That’s what happens when people already had enough Rattatas, Spearows, and Pidgeys.
Let’s face it. Pokemon Go runs like absolute crap, no matter which quadruple penta-core device it’s been installed on. While it could have something to do with battery savings, we think it’s simply just lazy coding. If you’ve been playing on a recent Snapdragon 820 powered Android device, trust me when I say you don’t even want to see this thing running on 2015 hardware. It’s just plain sad.
My iPhone 6s Plus is a 2015 hardware, it’s nowhere near today’s standards of octa-core CPUs, but Pokemon Go is running fine on this device! O wait, no, this is not another iPhone vs. Android post?!

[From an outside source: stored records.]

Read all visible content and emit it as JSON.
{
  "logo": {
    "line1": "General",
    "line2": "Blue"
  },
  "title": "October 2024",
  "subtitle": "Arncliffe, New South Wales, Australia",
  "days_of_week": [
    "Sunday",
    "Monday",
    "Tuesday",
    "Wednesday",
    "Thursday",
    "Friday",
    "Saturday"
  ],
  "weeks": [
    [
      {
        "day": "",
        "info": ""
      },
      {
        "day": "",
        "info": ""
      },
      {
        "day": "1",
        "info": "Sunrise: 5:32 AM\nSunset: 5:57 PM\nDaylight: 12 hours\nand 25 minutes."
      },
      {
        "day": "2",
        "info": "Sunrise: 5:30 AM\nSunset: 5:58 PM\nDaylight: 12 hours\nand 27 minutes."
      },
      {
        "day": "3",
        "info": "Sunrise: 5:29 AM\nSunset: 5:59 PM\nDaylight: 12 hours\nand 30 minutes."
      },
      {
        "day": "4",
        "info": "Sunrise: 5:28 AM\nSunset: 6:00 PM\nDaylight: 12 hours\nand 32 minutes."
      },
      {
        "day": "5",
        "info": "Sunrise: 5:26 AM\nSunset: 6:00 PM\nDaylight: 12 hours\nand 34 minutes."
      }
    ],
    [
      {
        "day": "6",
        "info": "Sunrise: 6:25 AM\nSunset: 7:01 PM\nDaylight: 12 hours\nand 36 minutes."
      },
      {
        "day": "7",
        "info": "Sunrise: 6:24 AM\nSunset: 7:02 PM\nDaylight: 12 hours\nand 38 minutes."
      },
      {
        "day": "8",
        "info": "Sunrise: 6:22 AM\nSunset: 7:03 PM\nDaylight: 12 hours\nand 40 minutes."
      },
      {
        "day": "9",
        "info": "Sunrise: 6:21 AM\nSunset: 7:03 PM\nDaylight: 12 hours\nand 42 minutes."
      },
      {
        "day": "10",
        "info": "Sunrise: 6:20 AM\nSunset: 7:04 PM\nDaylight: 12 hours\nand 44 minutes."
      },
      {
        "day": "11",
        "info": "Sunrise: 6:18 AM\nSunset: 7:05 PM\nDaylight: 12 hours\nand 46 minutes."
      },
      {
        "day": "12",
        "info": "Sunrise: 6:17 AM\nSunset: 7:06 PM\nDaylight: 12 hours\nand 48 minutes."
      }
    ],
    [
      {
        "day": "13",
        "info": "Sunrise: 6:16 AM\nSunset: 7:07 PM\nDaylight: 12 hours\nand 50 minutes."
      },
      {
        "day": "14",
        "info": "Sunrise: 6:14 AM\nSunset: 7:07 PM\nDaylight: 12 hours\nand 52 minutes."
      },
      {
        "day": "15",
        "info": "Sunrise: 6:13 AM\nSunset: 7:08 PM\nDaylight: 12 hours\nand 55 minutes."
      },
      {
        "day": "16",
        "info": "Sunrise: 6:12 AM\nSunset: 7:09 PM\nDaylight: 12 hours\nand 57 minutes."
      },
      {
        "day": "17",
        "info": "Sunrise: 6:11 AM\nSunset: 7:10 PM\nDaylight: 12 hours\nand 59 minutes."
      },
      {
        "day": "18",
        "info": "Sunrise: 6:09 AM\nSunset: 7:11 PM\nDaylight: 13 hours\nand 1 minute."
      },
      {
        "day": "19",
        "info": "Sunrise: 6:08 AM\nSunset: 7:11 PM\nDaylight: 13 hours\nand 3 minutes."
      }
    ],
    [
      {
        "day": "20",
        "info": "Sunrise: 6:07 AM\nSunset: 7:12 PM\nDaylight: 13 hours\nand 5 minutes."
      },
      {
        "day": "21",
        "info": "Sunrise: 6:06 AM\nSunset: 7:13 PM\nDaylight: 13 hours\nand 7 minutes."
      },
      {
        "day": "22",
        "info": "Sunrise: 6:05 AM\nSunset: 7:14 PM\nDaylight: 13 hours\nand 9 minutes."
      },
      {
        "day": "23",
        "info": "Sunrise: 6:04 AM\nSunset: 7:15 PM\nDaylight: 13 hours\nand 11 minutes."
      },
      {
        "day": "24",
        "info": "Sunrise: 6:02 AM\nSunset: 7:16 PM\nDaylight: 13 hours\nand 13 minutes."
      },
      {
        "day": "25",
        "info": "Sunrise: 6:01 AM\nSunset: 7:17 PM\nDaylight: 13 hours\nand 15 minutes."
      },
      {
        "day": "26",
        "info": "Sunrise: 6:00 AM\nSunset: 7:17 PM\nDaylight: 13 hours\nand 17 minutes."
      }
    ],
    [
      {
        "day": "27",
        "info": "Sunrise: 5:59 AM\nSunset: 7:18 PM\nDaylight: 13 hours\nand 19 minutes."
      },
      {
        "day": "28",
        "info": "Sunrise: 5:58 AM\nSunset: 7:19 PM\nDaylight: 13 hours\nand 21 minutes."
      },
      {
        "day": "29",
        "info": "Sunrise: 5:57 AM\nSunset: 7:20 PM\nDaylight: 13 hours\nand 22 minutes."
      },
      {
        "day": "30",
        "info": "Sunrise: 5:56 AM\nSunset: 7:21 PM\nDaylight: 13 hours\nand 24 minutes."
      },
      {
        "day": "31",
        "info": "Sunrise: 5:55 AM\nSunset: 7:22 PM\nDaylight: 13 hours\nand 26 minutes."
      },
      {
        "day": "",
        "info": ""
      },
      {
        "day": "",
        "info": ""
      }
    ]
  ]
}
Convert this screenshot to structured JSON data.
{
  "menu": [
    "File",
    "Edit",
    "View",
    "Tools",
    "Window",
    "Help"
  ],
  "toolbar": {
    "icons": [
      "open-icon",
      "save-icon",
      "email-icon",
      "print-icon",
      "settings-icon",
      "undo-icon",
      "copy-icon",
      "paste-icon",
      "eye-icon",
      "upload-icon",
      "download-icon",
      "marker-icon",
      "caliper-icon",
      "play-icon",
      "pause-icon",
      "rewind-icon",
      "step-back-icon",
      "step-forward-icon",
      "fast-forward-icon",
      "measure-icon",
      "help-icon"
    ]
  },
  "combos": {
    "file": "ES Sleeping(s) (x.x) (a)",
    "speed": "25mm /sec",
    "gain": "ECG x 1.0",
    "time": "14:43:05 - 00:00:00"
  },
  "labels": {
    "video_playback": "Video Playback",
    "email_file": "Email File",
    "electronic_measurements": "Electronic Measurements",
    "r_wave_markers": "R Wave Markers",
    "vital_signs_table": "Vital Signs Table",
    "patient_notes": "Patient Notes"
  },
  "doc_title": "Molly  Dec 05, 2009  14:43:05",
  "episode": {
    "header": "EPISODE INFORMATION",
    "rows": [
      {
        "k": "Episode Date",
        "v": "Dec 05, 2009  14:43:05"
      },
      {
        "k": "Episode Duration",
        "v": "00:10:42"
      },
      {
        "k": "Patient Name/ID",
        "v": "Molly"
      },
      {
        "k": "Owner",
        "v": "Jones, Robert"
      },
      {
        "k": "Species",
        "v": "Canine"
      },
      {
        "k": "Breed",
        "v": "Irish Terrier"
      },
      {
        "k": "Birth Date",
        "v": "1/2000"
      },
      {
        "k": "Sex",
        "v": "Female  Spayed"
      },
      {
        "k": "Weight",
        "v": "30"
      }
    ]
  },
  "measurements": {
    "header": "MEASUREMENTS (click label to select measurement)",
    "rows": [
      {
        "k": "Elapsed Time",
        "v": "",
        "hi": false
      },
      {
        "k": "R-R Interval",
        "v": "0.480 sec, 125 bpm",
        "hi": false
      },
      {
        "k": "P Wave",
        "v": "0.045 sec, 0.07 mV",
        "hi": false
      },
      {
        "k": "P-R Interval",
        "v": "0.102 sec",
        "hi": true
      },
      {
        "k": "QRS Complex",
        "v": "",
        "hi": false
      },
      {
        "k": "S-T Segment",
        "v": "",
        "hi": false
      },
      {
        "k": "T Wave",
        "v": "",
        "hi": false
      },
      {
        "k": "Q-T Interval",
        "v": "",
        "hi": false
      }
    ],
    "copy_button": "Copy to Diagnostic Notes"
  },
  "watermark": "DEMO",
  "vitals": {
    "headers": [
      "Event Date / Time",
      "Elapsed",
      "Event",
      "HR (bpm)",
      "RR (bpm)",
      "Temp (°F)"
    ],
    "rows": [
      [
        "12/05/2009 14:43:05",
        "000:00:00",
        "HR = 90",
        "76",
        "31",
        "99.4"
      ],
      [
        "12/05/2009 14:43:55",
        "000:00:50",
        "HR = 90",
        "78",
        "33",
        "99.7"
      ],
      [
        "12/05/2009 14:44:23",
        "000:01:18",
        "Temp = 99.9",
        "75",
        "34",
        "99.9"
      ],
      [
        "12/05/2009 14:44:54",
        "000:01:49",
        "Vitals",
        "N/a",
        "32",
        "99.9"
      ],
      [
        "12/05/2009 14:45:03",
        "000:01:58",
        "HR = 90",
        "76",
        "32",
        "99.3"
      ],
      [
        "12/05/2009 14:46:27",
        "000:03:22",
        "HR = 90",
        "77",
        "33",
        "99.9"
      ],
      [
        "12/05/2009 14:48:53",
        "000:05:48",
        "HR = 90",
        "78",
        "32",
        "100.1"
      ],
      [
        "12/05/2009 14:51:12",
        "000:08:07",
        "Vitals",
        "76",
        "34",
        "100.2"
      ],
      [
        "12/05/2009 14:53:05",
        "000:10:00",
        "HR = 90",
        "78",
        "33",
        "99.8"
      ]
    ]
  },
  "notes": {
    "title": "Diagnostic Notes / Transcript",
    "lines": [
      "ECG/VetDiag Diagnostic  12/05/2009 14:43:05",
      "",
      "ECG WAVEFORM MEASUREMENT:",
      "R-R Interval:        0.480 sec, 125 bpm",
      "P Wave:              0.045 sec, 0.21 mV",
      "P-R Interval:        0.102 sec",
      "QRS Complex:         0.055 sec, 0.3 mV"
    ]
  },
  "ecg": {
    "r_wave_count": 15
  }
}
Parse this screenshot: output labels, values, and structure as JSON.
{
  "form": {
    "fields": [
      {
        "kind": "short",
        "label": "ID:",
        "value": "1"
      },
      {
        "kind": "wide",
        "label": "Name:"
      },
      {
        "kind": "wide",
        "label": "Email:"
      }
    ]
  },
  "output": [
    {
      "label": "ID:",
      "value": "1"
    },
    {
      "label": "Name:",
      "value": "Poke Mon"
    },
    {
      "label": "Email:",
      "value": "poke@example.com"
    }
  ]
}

Ever since Pokemon Go was announced in March and eventually launched in July (initially in select countries), it has taken the world by storm. Social media friends have started posting their virtual Pokemon finds, along with their own punchlines, which in the process captured the curiosity of those who are uninitiated in the Pokemon Go world. Eventually, every one has to try it out! That, regardless of news about armed robbers using this same mobile game to find their victims.
So, what really is Pokemon Go?
Pokemon Go is a free mobile game for iOS and Android developed by Niantic. It is a GPS-based augmented reality game that allows players to capture, train and battle virtual Pokemon that appear throughout the real world. Although it is free, it supports in-app purchases for players who are maybe too lazy to go out and catch them outside their comfort zones and instead take some shortcuts.